(Record excerpts begins)
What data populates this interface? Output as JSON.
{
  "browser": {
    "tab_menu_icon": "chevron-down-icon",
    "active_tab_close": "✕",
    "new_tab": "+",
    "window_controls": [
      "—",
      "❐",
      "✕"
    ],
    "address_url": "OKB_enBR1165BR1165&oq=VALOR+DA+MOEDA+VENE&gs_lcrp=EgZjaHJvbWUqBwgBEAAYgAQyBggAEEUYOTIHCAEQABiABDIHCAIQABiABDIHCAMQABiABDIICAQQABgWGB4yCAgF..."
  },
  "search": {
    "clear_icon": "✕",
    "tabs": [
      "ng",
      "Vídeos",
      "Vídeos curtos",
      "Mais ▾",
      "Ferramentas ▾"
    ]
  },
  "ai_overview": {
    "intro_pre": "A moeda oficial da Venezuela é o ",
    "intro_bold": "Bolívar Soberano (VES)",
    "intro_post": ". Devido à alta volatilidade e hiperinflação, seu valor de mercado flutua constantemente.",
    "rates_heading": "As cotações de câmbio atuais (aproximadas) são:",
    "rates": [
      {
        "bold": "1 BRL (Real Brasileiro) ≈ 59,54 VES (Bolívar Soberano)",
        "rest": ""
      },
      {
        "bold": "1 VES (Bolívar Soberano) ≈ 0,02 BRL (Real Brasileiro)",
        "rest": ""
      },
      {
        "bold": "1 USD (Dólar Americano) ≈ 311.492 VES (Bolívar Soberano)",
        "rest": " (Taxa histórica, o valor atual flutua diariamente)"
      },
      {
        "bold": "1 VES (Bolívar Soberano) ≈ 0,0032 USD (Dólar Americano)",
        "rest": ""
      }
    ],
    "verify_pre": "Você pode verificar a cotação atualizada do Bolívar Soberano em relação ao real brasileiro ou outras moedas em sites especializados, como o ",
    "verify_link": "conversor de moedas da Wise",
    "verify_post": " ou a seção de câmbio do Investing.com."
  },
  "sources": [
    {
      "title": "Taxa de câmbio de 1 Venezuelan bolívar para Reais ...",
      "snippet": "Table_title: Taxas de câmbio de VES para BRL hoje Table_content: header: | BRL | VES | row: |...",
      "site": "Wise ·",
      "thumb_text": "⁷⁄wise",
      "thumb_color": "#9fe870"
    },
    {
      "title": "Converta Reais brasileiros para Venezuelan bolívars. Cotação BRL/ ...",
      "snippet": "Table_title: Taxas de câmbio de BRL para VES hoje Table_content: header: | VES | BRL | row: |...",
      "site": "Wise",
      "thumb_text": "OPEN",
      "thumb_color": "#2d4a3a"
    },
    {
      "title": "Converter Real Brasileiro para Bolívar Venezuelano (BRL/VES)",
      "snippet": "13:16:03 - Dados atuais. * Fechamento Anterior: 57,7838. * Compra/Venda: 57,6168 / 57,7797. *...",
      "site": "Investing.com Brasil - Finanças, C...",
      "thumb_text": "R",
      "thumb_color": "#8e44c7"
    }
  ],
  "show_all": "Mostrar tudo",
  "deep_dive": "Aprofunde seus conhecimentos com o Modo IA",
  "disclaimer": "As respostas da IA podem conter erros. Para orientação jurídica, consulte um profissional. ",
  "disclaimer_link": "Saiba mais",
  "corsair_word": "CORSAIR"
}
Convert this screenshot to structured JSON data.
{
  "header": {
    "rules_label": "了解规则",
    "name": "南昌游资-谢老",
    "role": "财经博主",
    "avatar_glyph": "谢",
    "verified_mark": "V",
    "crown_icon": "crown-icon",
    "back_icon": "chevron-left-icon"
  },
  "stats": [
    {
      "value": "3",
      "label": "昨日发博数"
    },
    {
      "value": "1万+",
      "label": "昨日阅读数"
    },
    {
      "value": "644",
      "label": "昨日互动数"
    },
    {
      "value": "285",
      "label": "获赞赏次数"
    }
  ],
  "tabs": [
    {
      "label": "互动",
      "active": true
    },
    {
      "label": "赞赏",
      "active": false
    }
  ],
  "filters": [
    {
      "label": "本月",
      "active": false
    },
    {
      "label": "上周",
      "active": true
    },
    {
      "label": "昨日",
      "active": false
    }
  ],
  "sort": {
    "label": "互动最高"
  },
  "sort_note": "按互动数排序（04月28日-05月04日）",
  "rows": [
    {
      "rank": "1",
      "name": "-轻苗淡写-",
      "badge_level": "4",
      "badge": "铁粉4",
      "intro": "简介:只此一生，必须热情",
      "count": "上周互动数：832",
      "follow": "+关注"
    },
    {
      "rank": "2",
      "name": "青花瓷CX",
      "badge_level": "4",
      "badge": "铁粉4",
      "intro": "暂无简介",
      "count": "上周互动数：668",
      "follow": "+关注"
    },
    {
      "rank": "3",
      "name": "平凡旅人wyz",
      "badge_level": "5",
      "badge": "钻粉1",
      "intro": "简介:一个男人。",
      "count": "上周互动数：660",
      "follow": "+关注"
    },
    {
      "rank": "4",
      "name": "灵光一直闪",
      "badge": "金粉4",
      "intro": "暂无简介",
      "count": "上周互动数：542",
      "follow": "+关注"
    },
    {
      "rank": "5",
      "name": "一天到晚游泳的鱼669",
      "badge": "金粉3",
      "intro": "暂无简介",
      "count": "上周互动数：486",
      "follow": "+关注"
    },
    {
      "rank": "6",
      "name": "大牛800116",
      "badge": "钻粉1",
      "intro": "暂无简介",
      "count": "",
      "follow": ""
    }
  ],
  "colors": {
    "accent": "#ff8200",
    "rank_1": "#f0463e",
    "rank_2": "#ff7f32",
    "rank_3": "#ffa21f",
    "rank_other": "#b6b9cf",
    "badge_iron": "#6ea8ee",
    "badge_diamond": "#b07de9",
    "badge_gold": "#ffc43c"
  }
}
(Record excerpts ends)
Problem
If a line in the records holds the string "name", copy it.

Written response
    "name": "南昌游资-谢老",
      "name": "-轻苗淡写-",
      "name": "青花瓷CX",
      "name": "平凡旅人wyz",
      "name": "灵光一直闪",
      "name": "一天到晚游泳的鱼669",
      "name": "大牛800116",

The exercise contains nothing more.